DALLAS - As schools return from break this week some are making changes to deal with the latest COVID-19 surge.
Classes resume Wednesday in the Dallas Independent School District and it is extending its mask mandate for students through the spring break. The requirement was set to end after the MLK Day holiday.
Dallas ISD also announced those who come into close contact with someone who has COVID-19 no longer have to quarantine if they are fully vaccinated and don’t have any symptoms. The district’s nurses are available to test students and staff as COVID-19 cases rise.
Dozens of people braved the cold morning air Monday to line up for a COVID-19 test offered by the district.
"Testing has become real important," said Superintendent Michael Hinojosa. "I had to get a test over the holidays and I could only buy one at a Walgreens and it was very difficult to even find one."
Nurses also took boxes of tests that may be used for students exhibiting symptoms at school in the coming days.
"We’re not requiring them to have a test, but we’re asking to comply if they have symptoms, then take test. We’ll see what happens," Hinojosa said.
Hinojosa says with Dallas County back at code red alert level for COVID-19 spread, he decided to extend the mandate until after spring break.
"Hopefully by that time it will get better, but that would have been two years now that we’ve been in that situation. Two long years," he said.
DISD also says it’s sticking to its protocol of a 10-day isolation with any positive case.
Grand Prairie says it’s doing the same while waiting for the TEA to update any new guidelines heading into the spring semester.
Fort Worth ISD tells FOX 4 it’s lowered the isolation period down to five days with a positive case.
The CDC recently reduced the recommended number of quarantine days for asymptomatic positive cases from ten to five.
Virtual learning vs in-person instruction
Unlike two years ago, Hinojosa said the district will not be going all virtual again, even with the spread of COVID-19 due to the omicron variant.
"That will be the last, last, last resort and we are not there yet.

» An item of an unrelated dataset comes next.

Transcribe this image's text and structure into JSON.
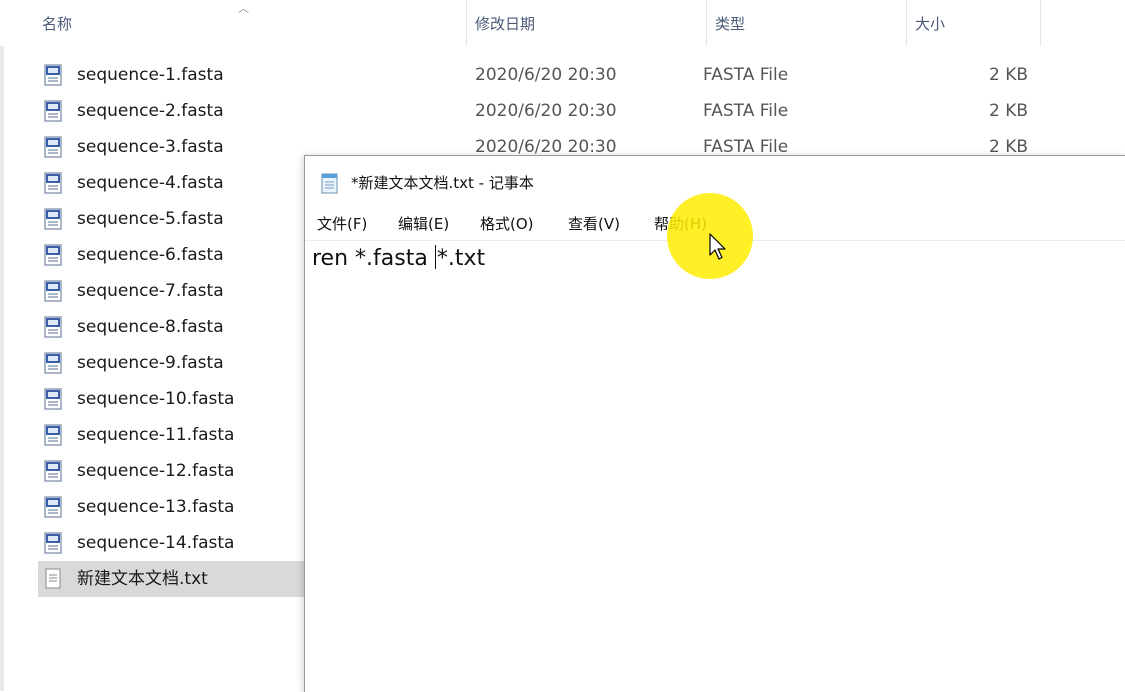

We discovered only five percent of our kids did well in virtual instruction," Hinojosa said.
The U.S. Secretary of Education said it’s important for schools to make every effort to keep kids in classrooms and not have to revert to remote learning.
"The goal is full-time, in-person learning for our students. They’ve suffered enough," said Education Secretary Miguel Cardona. "Many parents don’t have the luxury of staying home. So, we have to do everything possible to keep them in school as our Plan A, Plan B and Plan C."
However, students in the Lancaster Independent School District in Dallas County will not be learning in the classroom this week.
The district announced students will learn remotely on Wednesday, Thursday and Friday due to the rising number of COVID-19 cases.
For now, Lancaster ISD said in-person learning will resume next Monday on Jan. 10
The district also offered vaccines for students and parents from Monday at the Lancaster High School gym.
Experts urge vaccinations
Health experts have said the best safeguard is for parents to get their kids vaccinated. The shots are currently available for children ages five and up. The FDA on Monday also expanded the emergency authorization for Pfizer's COVID-19 vaccine booster to children ages 12 to 15.
Pediatrician Dr. Julie Linderman said that while positive case numbers may be skyrocketing, the public and medical response is more sophisticated than 2 years ago.
"It is easy to panic, all hardwired to respond the same way to the threat of COVID and it’s hard to kind of change our view in how we live with this endemic virus," she said.
Dr. Linderman says common sense over testing may be the best solution.
"You can test one day and be negative because your viral load is low. And you can test the next day and be positive. It may not even change how likely you are to transmit the virus,"
Linderman says the key is when you are sick, to avoid others.
"Eventually COVID will hopefully look like another cold or flu virus that is endemic, that we live with, that is highly transmissible but mild.